The death toll in Typhoon Nesat’s onslaught in the Philippines rose to 23 on Wednesday, as the country began to clean up the destruction left behind by the powerful cyclone.
Thirty-five people, most of them fishermen, were missing, the Office of Civil Defence said.
Most of the fatalities were caused by uprooted trees, collapsing structures or flying debris, it added.
A 2-year-old girl and her grandmother were buried in a landslide in the northern province of Ifugao on Tuesday.
Government and private offices reopened, but many school classes remained suspended, and the U.S. embassy in Manila was closed after its seaside compound was flooded on Tuesday.
Nesat slammed into the north-eastern Philippines on Tuesday with maximum sustained winds of 140 kilometres per hour (kph) and gusts of up to 170 kph.
With a diameter of 600 kilometres, the typhoon’s effect was felt in the entire northern region of Luzon and some parts of the eastern region of Bicol.
The weather bureau said Nesat weakened to maximum sustained winds of 120 kph and gusts of up to 150 kph, as it crossed the mountains of Luzon late on Tuesday.
But the bureau said on Wednesday that the storm had regained its strength, with maximum sustained winds of up to 130 kph and gusts of up to 160 as it headed toward China.
Nearly 53,000 people were forced to flee their homes as the typhoon’s heavy rains triggered floods and landslides, the OCD said.

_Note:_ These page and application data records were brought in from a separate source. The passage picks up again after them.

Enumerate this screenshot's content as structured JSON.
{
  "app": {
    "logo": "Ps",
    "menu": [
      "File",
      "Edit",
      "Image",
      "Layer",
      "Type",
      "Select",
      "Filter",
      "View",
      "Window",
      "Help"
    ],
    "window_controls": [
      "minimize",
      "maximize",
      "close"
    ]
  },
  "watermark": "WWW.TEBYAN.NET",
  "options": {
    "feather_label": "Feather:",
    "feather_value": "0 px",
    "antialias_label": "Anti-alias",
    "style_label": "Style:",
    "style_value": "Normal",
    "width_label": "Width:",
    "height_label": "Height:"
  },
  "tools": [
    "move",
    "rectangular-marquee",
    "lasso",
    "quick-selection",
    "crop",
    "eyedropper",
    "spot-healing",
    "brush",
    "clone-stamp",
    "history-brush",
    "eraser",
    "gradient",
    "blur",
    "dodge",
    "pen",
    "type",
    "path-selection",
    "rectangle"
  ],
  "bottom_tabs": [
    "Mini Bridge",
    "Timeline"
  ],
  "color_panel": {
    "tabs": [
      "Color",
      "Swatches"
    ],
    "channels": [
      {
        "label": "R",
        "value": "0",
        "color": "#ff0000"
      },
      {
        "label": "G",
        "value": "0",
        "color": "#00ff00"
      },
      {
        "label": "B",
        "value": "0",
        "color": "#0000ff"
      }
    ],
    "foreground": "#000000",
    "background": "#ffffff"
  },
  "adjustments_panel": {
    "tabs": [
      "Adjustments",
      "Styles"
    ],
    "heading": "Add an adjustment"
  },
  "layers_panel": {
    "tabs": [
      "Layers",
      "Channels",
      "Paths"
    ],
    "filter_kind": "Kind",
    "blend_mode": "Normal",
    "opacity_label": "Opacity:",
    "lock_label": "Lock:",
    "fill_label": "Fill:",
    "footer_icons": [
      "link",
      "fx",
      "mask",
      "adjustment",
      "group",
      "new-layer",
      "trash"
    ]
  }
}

Winds tore off roofs, toppled electricity and communication poles, uprooted trees and damaged houses and other structures.
In Manila, teams from the public works department began to clear roads of debris and fallen trees. Cars submerged in Tuesday’s floods were towed away.

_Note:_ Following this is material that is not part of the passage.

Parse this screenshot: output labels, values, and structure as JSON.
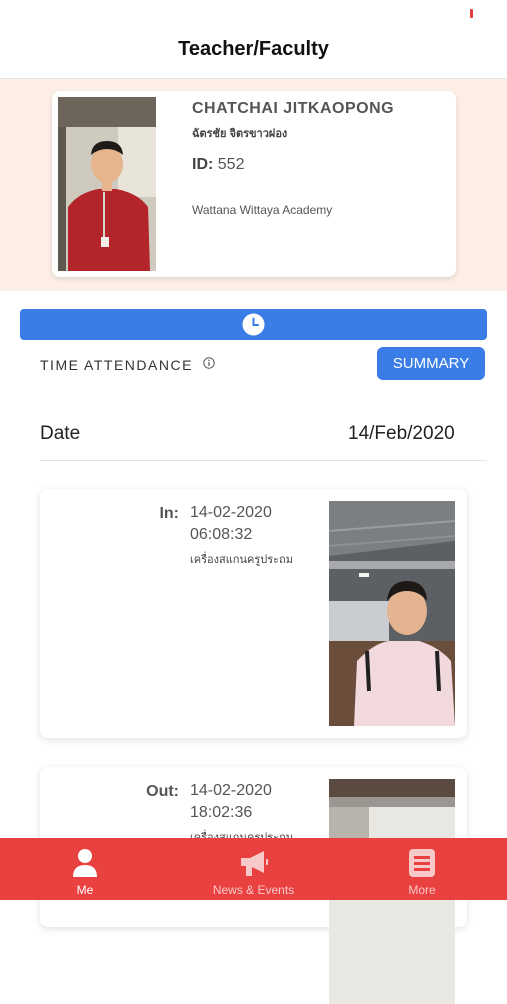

Local government officials ordered the immediate repair of collapsed portions of the Manila Bay seawall, which had worsened the flooding in the capital.

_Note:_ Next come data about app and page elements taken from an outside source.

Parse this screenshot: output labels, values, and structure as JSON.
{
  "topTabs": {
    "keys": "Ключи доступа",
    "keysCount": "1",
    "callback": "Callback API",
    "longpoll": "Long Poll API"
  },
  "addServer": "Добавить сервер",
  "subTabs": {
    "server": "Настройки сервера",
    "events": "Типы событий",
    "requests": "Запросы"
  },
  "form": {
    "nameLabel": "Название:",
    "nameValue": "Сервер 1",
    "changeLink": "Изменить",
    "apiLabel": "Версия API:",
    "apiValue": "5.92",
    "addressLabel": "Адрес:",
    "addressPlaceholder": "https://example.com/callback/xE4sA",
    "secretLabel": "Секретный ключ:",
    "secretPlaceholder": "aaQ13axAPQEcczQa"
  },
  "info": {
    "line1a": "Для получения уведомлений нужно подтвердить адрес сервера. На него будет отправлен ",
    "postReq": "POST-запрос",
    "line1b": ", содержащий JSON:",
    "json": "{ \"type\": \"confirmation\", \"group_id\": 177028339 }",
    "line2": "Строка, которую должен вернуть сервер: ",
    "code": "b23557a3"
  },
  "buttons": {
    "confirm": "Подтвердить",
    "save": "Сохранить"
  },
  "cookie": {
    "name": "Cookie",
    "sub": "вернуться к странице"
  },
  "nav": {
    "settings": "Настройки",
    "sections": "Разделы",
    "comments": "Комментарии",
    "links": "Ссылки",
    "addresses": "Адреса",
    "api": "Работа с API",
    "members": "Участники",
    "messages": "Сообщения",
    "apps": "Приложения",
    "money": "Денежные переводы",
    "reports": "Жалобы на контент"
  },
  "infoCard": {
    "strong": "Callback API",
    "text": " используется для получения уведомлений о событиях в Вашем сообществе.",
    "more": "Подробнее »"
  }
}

Many towns in the northern Philippines were isolated by landslides that closed roads to traffic. Electricity and communication lines also remained down.